The most obvious legacy of the Medieval period in the UK and France is the castle. They are everywhere, mostly in varying states of ruin. I have written previously about why you should visit castles and how to go about it. I also did a series on my local castles (Gower has a lot of castles), including Why visit a castle? and How to visit a castle. But I recently bought the Haynes manual of the castle, which looks at the construction and use of the castle, and I thought it would be fun to do a series on that.
Back in 1997 a project was started in France to build a castle using original tools and equipment, to see exactly how it was done. The project was planned to take 25 years, so it was quite an undertaking. The site at Guédelon was an old stone quarry. Twenty years later it was a castle with defensive walls, towers, a Great Hall and a chapel. Along the way they learned not just individual skills, but the way the different crafts supported one another and worked together as a whole community.
I hope you find this as fascinating as I do, as I’m going to look at the different parts of a castle and the different crafts required.

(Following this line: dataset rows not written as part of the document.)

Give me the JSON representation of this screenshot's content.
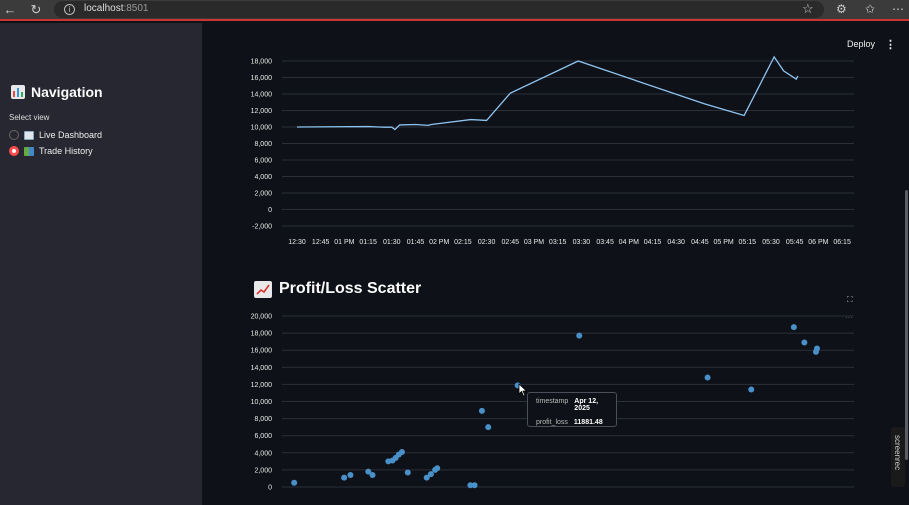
{
  "browser": {
    "url_host": "localhost",
    "url_port": ":8501"
  },
  "sidebar": {
    "title": "Navigation",
    "select_label": "Select view",
    "options": [
      {
        "label": "Live Dashboard",
        "selected": false
      },
      {
        "label": "Trade History",
        "selected": true
      }
    ]
  },
  "header": {
    "deploy_label": "Deploy",
    "menu_icon": "kebab-menu-icon"
  },
  "line_chart": {
    "chart_data": {
      "type": "line",
      "x": [
        "12:30",
        "12:45",
        "01 PM",
        "01:15",
        "01:30",
        "01:45",
        "02 PM",
        "02:15",
        "02:30",
        "02:45",
        "03 PM",
        "03:15",
        "03:30",
        "03:45",
        "04 PM",
        "04:15",
        "04:30",
        "04:45",
        "05 PM",
        "05:15",
        "05:30",
        "05:45",
        "06 PM",
        "06:15"
      ],
      "y_ticks": [
        "18,000",
        "16,000",
        "14,000",
        "12,000",
        "10,000",
        "8,000",
        "6,000",
        "4,000",
        "2,000",
        "0",
        "-2,000"
      ],
      "points": [
        {
          "x": "12:30",
          "y": 10000
        },
        {
          "x": "01:15",
          "y": 10050
        },
        {
          "x": "01:25",
          "y": 9980
        },
        {
          "x": "01:30",
          "y": 9980
        },
        {
          "x": "01:32",
          "y": 9700
        },
        {
          "x": "01:35",
          "y": 10250
        },
        {
          "x": "01:45",
          "y": 10300
        },
        {
          "x": "01:53",
          "y": 10200
        },
        {
          "x": "01:55",
          "y": 10300
        },
        {
          "x": "02:20",
          "y": 10900
        },
        {
          "x": "02:30",
          "y": 10800
        },
        {
          "x": "02:45",
          "y": 14100
        },
        {
          "x": "03:28",
          "y": 18000
        },
        {
          "x": "04:48",
          "y": 12800
        },
        {
          "x": "05:13",
          "y": 11400
        },
        {
          "x": "05:32",
          "y": 18500
        },
        {
          "x": "05:38",
          "y": 16800
        },
        {
          "x": "05:46",
          "y": 15800
        },
        {
          "x": "05:47",
          "y": 16200
        }
      ],
      "ylim": [
        -2000,
        18000
      ],
      "grid": true,
      "color": "#8ec3f0"
    }
  },
  "scatter_chart": {
    "title": "Profit/Loss Scatter",
    "title_icon": "chart-increasing-icon",
    "fullscreen_icon": "fullscreen-icon",
    "chart_data": {
      "type": "scatter",
      "y_ticks": [
        "20,000",
        "18,000",
        "16,000",
        "14,000",
        "12,000",
        "10,000",
        "8,000",
        "6,000",
        "4,000",
        "2,000",
        "0"
      ],
      "ylim": [
        0,
        20000
      ],
      "grid": true,
      "color": "#4a90c8",
      "points": [
        {
          "x": 0.006,
          "y": 500
        },
        {
          "x": 0.101,
          "y": 1100
        },
        {
          "x": 0.113,
          "y": 1400
        },
        {
          "x": 0.147,
          "y": 1800
        },
        {
          "x": 0.155,
          "y": 1400
        },
        {
          "x": 0.185,
          "y": 3000
        },
        {
          "x": 0.193,
          "y": 3100
        },
        {
          "x": 0.199,
          "y": 3400
        },
        {
          "x": 0.205,
          "y": 3800
        },
        {
          "x": 0.211,
          "y": 4100
        },
        {
          "x": 0.222,
          "y": 1700
        },
        {
          "x": 0.258,
          "y": 1100
        },
        {
          "x": 0.266,
          "y": 1500
        },
        {
          "x": 0.274,
          "y": 2000
        },
        {
          "x": 0.278,
          "y": 2200
        },
        {
          "x": 0.341,
          "y": 200
        },
        {
          "x": 0.349,
          "y": 200
        },
        {
          "x": 0.363,
          "y": 8900
        },
        {
          "x": 0.375,
          "y": 7000
        },
        {
          "x": 0.431,
          "y": 11881.48
        },
        {
          "x": 0.548,
          "y": 17700
        },
        {
          "x": 0.792,
          "y": 12800
        },
        {
          "x": 0.875,
          "y": 11400
        },
        {
          "x": 0.956,
          "y": 18700
        },
        {
          "x": 0.976,
          "y": 16900
        },
        {
          "x": 0.998,
          "y": 15800
        },
        {
          "x": 1.0,
          "y": 16200
        }
      ]
    },
    "tooltip": {
      "timestamp_key": "timestamp",
      "timestamp_value": "Apr 12, 2025",
      "profit_key": "profit_loss",
      "profit_value": "11881.48"
    }
  },
  "overlay": {
    "screenrec_label": "screenrec"
  }
}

Ann Marie Thomas is the author of four medieval history books, a surprisingly cheerful poetry collection about her 2010 stroke, and the science fiction series Flight of the Kestrel. Book one, Intruders, and book two Alien Secrets, are out now. Follow her at http://eepurl.com/bbOsyz